However, the first generation of PPP hospitals faced a number of challenges, according to Antonio Hurtado, director of medicine and quality management for IGSA Medical Services, a medical equipment provider. “The original PPP model involved splitting the country into 16 regions to build a high-speciality hospital in each one,” Hurtado told OBG. “The idea was to decentralise specialised hospitals away from Mexico City. However, many of the projects were never built, due to financial restrictions, and it proved hard to provide the specialist medical staff needed in more distant regions.”

In a November 2015 report entitled “Lessons from Latin America: The early landscape of health care public-private partnerships,” accountancy firm PwC noted that while Mexico, along with Chile and Peru, led the pack in terms of PPP health care, “Mexico’s initial projects involved tertiary facilities located outside of the capital region, where social need was high but availability of resources was low. Consequently, these hospitals have struggled with physician recruitment and low occupancy rates during their initial years of operation.”

New Model

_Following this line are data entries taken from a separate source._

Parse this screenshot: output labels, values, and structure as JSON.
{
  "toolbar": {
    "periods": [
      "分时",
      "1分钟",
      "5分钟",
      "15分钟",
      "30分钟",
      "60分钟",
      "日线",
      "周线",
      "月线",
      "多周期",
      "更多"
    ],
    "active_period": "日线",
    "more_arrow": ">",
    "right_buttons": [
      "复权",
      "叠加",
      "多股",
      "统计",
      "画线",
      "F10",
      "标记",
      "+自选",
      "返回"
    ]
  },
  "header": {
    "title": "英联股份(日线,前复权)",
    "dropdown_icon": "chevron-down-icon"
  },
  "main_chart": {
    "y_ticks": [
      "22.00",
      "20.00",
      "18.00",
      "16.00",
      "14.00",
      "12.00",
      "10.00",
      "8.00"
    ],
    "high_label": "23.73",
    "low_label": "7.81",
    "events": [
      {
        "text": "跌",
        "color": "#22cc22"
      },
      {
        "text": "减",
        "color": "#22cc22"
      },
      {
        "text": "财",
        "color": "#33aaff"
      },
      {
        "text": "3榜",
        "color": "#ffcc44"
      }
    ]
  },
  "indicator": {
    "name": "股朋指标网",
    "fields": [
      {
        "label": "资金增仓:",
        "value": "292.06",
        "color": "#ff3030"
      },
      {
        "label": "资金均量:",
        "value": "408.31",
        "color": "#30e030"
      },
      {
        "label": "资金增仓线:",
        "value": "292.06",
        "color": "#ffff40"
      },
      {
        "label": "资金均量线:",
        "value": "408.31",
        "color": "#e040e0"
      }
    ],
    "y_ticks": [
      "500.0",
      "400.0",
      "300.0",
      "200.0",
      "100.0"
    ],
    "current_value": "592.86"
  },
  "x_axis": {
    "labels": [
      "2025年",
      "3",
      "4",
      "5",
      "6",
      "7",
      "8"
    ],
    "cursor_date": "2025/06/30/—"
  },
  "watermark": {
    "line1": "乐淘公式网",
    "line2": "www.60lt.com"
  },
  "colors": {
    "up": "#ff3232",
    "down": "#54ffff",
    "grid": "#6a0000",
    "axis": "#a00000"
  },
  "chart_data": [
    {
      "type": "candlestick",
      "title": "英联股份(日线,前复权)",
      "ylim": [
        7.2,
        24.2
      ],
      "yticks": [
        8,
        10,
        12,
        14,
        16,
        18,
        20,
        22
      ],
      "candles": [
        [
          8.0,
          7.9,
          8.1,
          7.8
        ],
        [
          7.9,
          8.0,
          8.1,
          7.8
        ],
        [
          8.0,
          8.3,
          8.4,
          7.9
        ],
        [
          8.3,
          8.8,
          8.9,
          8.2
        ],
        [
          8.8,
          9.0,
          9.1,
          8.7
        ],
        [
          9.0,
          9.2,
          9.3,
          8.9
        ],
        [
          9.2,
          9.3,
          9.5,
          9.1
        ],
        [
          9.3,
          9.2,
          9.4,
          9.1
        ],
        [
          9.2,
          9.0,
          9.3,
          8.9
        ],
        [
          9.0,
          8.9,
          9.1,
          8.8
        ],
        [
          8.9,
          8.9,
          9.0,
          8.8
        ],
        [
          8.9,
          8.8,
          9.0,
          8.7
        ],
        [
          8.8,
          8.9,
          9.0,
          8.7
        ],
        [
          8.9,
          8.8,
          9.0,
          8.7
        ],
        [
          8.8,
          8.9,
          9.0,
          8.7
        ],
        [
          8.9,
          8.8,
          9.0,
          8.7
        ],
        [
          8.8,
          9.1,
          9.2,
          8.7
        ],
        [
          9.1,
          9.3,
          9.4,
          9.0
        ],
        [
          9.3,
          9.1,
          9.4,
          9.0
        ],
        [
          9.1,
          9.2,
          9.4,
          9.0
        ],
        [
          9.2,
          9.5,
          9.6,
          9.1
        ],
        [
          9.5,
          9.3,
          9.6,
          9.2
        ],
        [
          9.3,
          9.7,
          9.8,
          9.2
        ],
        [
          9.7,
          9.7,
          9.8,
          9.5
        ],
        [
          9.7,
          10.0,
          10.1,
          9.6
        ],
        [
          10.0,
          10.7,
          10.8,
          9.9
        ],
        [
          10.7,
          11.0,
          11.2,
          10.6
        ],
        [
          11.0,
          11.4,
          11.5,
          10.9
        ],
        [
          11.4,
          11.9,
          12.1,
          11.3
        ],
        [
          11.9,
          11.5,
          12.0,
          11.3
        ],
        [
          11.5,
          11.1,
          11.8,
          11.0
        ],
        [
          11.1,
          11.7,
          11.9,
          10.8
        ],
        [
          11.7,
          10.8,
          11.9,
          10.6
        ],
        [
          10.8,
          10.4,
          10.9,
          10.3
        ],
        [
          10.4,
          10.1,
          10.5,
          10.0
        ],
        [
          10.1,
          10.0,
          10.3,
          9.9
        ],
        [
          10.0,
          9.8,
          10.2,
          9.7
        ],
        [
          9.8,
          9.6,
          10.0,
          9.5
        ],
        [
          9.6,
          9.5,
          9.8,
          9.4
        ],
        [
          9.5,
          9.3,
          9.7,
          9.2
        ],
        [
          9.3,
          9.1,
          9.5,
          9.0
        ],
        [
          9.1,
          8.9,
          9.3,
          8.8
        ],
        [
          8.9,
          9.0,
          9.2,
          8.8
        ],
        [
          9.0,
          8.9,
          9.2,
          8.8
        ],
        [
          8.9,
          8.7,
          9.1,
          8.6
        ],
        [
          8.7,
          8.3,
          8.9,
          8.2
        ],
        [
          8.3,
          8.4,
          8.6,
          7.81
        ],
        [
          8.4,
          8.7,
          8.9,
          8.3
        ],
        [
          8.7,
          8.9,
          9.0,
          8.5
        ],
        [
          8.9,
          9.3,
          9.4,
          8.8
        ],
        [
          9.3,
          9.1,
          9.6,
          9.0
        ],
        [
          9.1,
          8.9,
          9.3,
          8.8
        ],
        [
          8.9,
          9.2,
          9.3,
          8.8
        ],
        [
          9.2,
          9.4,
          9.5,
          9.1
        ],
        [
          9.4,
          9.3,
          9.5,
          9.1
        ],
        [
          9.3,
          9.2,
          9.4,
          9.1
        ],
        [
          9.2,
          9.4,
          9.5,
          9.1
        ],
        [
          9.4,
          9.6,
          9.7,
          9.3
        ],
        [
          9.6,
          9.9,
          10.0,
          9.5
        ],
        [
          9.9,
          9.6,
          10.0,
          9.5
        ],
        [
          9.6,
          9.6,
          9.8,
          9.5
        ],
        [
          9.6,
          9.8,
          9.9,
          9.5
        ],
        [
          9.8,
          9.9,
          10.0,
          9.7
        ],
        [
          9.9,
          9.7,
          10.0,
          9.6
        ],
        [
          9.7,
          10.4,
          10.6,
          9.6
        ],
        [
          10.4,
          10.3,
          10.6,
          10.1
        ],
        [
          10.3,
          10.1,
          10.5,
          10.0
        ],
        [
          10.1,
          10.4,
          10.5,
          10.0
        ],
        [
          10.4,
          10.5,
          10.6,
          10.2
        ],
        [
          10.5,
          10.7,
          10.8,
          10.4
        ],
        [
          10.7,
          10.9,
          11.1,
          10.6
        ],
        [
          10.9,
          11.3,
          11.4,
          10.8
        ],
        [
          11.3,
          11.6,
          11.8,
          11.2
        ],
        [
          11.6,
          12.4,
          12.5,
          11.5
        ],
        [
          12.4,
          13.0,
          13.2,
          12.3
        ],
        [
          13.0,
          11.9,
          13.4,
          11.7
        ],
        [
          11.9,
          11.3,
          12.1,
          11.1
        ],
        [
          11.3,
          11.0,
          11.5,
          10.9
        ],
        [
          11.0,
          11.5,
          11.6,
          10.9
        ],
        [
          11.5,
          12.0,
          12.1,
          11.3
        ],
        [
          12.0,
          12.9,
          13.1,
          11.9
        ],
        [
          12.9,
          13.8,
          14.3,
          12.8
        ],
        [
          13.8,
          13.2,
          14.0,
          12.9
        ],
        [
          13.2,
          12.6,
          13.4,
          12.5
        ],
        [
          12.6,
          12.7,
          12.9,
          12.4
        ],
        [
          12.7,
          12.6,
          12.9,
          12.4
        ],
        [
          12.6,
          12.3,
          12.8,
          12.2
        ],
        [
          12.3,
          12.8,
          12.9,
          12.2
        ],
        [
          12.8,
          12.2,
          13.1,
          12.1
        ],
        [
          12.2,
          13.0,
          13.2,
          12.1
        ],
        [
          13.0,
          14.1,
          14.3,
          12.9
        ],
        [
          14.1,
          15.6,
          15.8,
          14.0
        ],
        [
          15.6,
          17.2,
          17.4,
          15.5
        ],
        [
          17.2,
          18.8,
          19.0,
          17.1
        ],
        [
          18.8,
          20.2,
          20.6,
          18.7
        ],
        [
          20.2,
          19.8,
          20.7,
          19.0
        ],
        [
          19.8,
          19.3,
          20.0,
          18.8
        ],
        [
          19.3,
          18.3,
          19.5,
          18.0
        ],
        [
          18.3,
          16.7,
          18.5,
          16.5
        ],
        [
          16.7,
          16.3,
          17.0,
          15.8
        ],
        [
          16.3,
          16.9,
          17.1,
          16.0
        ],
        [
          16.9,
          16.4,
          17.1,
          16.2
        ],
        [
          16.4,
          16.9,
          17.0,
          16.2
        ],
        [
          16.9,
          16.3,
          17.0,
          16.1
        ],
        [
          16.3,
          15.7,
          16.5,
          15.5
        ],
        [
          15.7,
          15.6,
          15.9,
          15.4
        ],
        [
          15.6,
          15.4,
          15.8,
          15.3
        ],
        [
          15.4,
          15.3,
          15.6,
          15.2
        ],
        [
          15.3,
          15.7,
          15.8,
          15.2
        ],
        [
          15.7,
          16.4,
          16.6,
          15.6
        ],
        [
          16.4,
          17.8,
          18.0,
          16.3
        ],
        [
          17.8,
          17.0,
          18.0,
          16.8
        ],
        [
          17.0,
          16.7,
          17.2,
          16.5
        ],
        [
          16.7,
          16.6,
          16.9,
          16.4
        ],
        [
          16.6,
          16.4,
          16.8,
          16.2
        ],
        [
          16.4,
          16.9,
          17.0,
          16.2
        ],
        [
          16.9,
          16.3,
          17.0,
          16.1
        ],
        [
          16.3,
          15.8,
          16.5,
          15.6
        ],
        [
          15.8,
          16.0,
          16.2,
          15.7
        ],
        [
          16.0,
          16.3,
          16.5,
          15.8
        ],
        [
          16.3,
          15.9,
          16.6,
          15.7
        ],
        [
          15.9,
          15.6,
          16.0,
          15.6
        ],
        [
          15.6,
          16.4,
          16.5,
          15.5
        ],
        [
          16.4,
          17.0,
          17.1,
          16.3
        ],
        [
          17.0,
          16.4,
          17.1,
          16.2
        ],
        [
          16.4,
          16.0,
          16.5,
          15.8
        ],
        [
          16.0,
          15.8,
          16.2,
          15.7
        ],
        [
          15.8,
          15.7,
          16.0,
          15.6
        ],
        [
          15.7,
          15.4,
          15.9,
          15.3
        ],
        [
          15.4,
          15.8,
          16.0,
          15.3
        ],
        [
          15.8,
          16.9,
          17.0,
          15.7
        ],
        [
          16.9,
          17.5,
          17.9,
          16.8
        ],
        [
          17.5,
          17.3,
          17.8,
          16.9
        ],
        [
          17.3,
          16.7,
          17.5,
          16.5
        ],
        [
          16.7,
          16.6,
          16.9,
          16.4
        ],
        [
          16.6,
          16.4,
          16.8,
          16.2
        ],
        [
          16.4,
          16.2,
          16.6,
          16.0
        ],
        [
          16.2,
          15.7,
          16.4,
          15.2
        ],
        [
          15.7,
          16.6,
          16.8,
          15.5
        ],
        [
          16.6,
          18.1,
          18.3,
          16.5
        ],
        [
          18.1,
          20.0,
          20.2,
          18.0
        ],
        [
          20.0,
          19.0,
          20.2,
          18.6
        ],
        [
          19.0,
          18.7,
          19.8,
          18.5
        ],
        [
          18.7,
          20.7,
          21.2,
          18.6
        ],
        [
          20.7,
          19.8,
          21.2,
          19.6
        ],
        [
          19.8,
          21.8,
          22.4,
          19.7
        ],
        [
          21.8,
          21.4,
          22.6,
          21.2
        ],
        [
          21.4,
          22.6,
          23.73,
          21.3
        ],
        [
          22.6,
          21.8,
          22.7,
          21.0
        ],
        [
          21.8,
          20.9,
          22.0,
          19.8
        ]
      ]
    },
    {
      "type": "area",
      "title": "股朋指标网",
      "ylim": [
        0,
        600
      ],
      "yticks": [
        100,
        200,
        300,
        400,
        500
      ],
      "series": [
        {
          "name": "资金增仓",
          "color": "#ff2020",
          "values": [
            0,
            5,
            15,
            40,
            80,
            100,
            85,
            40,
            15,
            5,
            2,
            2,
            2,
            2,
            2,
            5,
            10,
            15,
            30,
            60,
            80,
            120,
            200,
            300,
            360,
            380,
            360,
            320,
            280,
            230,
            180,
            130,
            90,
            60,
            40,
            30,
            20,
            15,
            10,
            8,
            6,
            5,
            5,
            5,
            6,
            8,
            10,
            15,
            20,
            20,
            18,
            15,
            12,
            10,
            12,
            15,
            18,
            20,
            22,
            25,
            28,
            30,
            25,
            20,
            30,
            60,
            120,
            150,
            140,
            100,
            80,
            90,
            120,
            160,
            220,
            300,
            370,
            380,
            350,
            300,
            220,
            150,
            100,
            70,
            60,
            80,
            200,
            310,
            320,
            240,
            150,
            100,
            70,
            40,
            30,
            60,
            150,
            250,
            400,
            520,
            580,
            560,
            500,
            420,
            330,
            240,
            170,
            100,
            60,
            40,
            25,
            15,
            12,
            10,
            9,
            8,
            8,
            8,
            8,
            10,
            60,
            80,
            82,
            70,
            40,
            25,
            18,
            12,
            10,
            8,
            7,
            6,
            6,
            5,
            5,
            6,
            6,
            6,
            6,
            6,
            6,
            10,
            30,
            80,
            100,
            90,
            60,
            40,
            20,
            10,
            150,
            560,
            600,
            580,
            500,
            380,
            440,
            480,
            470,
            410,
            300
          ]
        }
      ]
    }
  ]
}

In January 2012 Mexico passed the PPP law (see legal framework). The law clarified existing federal legislation, strengthened the selection and decision making process, provided equal rights to foreign and local firms, and determined that the bidding process be undertaken with sufficient public notification. The new law applies to all federal PPP projects and all state PPP projects that receive more than 50% of their funds from the federal government. Importantly, the new law also opened the door for unsolicited proposals from the private sector, which had the effect of increasing activity in infrastructure projects. For public health projects, private firms bid for contracts that include the design, construction, provision of equipment and the provision of non-medical operations for a period of 25 years.

Second Generation

Under the 2012 legislation seven further hospital projects are being developed. The smallest, a 66-bed complex in Mérida, the capital of Yucatán state, began construction in October 2016, and is due to receive its first patients in early 2018 following an investment of MXN603m ($36.3m).

In September 2016 the Mexican Institute of Social Security (Instituto Mexicano de Securidad Social, IMSS) opened the tender process for a new hospital in the state of Chiapas, where health care provision is at its weakest. The facility will contain 180 beds and 31 consulting rooms and will cost MXN1.4bn ($84.4m), of which the federal government contributed MXN563m in 2016 and will add a further MXN794m ($47.9m) in 2017.

In January 2017 IMSS relaunched the tender process for a new hospital in Bahía de Banderas in Nayarit state. Consisting of 32 consulting rooms and 144 beds, the estimated capex is MXN1.1bn ($66.3m) to be paid by the federal government. In the same month construction began on a 155-bed hospital built for the Institute of Social Security and Services for Government Employees’s (Instituto de Seguridad y Servicios Sociales de los Trabajadores del Estado, ISSSTE) patients in Villahermosa in Tabasco state. The project is scheduled for completion in mid-2018 with a price tag of MXN900m ($54.2m). The three biggest projects will be built in central and northern Mexico. In the south of Mexico City an ISSSTE hospital will be developed in a building donated by city authorities.

The 365-bed ISSSTE complex will cost an estimated MXN1.5bn ($90.4m), and is due to receive its first patients in October 2018. In the central Mexico State, a new hospital in the city of Tepotzotán featuring 260 beds and 43 consulting rooms, is expected to cost around MXN1.7bn ($102.5m). Finally, in Nuevo León, the municipality of García will receive a new 260-bed and 38-consulting-room hospital for a total project investment of MXN1.8bn ($108.5m).